Several dignitaries, City of Bartlesville staff and elected officials turned out Tuesday for a groundbreaking ceremony for the new Bartlesville Public Safety Complex.
The $5.8 million complex, which will house the City’s police and fire departments, is currently under construction at Adams Boulevard and Johnstone Avenue in downtown Bartlesville.
“We appreciate the confidence and support the citizens have in us to commit the amount of money they have to redevelop a very important corner in downtown Bartlesville,” said Mayor Tom Gorman. “I think the design we’ve come up with will be very compatible with the architecture and landscape of downtown. I also endorse the concept of having a public safety center that citizens can come to and have one-stop shopping to visit the fire and police, and I know that having the offices close together will be more efficient for them.”
Crossland Construction of Tulsa began work at the complex site on March 21. It is anticipated the facility will be ready for use by late fall. Once finished, the complex will include construction of a new police station on the southern portion of the site and a major expansion of the existing Central Fire Station, which is currently located at the northern end of the site.
Funding for the complex comes from the voter-approved 2012 General Obligation bond issue election — an effort spear-headed by Jim Bohnsack of Arvest Bank, who was in attendance at the Tuesday ceremony.
“He became the face of the 2012 bond election,” City Manager Ed Gordon said, noting Bohnsack’s role in the funding effort. “It came down to deciding who in the community could best help the public understand the need for the safety complex — who has the faith and trust of the community and is known and trusted by the community. Of course, the name that surfaced was Jim Bohnsack.”
Gordon said Bohnsack worked tirelessly on the project, visiting local civic clubs and organizations, writing letters, energizing younger voters and talking with citizens about the community’s public safety needs.
“Jim is the one who was instrumental in this effort. He’s a ball of fire” Gordon said. “It was his idea to get photos of the (current) police station under water (in 1986) and to show citizens that the fire department’s snorkle truck for fighting tall building fires wouldn’t fit in our current facilities. He talked about the age of our fire station, which needed to be remodeled and upgraded, and the importance of providing the officers and firefighters space for training.

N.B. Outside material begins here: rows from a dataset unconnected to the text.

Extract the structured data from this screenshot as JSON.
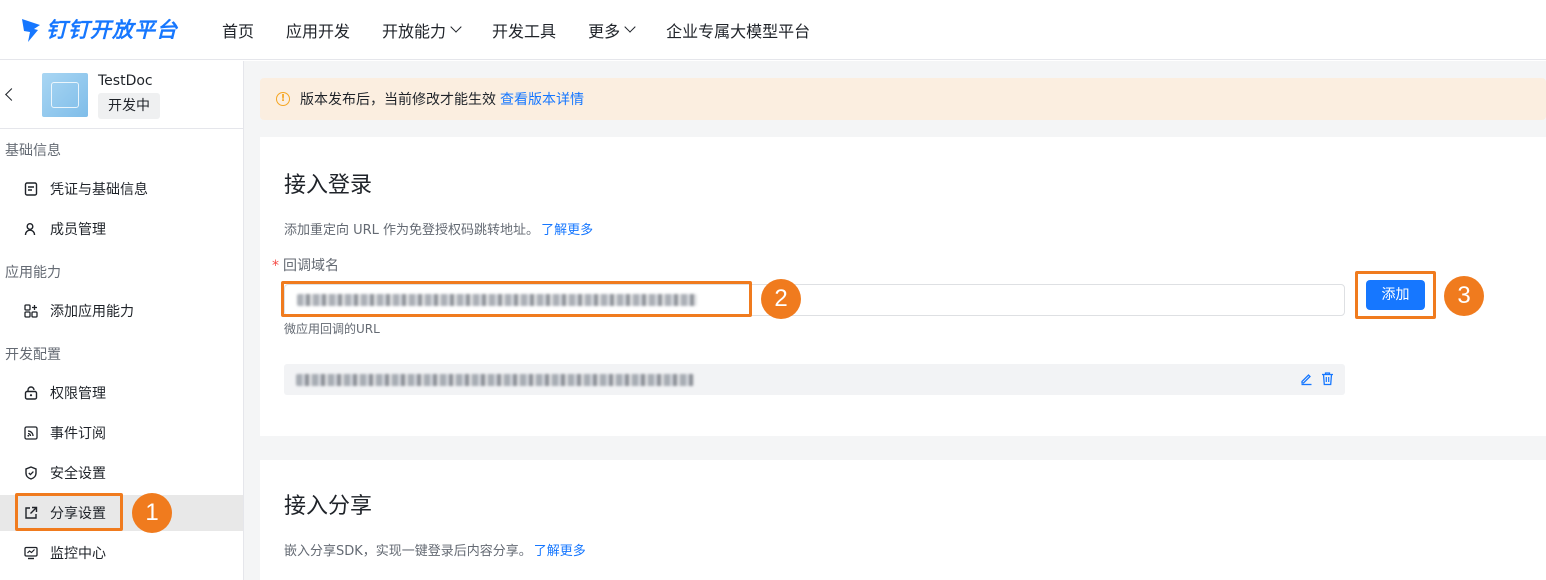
{
  "brand": {
    "name": "钉钉开放平台",
    "color": "#1677ff"
  },
  "nav": {
    "items": [
      {
        "label": "首页",
        "dropdown": false
      },
      {
        "label": "应用开发",
        "dropdown": false
      },
      {
        "label": "开放能力",
        "dropdown": true
      },
      {
        "label": "开发工具",
        "dropdown": false
      },
      {
        "label": "更多",
        "dropdown": true
      },
      {
        "label": "企业专属大模型平台",
        "dropdown": false
      }
    ]
  },
  "app": {
    "name": "TestDoc",
    "status": "开发中"
  },
  "sidebar": {
    "sections": [
      {
        "title": "基础信息",
        "items": [
          {
            "label": "凭证与基础信息",
            "icon": "credential-icon"
          },
          {
            "label": "成员管理",
            "icon": "user-icon"
          }
        ]
      },
      {
        "title": "应用能力",
        "items": [
          {
            "label": "添加应用能力",
            "icon": "apps-add-icon"
          }
        ]
      },
      {
        "title": "开发配置",
        "items": [
          {
            "label": "权限管理",
            "icon": "lock-icon"
          },
          {
            "label": "事件订阅",
            "icon": "rss-icon"
          },
          {
            "label": "安全设置",
            "icon": "shield-icon"
          },
          {
            "label": "分享设置",
            "icon": "share-icon",
            "active": true
          },
          {
            "label": "监控中心",
            "icon": "monitor-icon"
          }
        ]
      }
    ]
  },
  "notice": {
    "text": "版本发布后，当前修改才能生效",
    "link": "查看版本详情",
    "accent": "#f5a623"
  },
  "login_card": {
    "title": "接入登录",
    "desc": "添加重定向 URL 作为免登授权码跳转地址。",
    "desc_link": "了解更多",
    "field_label": "回调域名",
    "required_mark": "*",
    "hint": "微应用回调的URL",
    "add_button": "添加"
  },
  "share_card": {
    "title": "接入分享",
    "desc": "嵌入分享SDK，实现一键登录后内容分享。",
    "desc_link": "了解更多"
  },
  "annotations": {
    "color": "#f07b1e",
    "badges": [
      "1",
      "2",
      "3"
    ]
  }
}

“Jim’s focus, organizational abilities and vision made this project possible. He got it done,” Gordon said.
According to Gorman, the facility will aid in the safety and efficiency of both departments but will significantly improve conditions for police personnel.
“The police department is very dilapidated — it has structural and water-proofing issues, and has for years,” Gorman said. “It will be excellent for the police department to be in a quality building that was designed and built for their purpose and provide a higher level of safety and efficiency for them.”
Police Chief Tom Holland agrees.
“We want to thank the City Council, and through them the citizens — ultimately the citizens are the ones who are building this,” Holland said. “This is so exciting for those of us at the police department. We’ve always been appreciative of what we’ve gotten, but we have to be honest and say our building — half of it was built in 1944, and the other half was built in 1986 — and six months later it had four feet of water in it. And we’ve never really recovered from that.
“This is just fantastic. We’re very excited,” he said.
Central Fire Station is one of four fire stations strategically located within the city of Bartlesville, immediately available to respond to the downtown and surrounding areas. Expansion plans for the facility include the construction of new living/sleeping quarters for firefighters and an additional apparatus bay that can accommodate larger fire trucks.
Once the facility is complete, the fire station will also house fire administration personnel, who currently office at the nearby City Hall, and will include a training room large enough to accommodate police and fire personnel.
In addition to the fire station expansion, a new police station will be constructed at the site, which will include facilities for core police functions, including office space, record storage, interview rooms and a drug lab. There are no provisions for inmates, who are instead held at the Washington County Detention Center, a Washington County-owned facility. The current police station is located at 100 E. Hensley. The small, outdated facility was heavily damage by flood waters in 1986.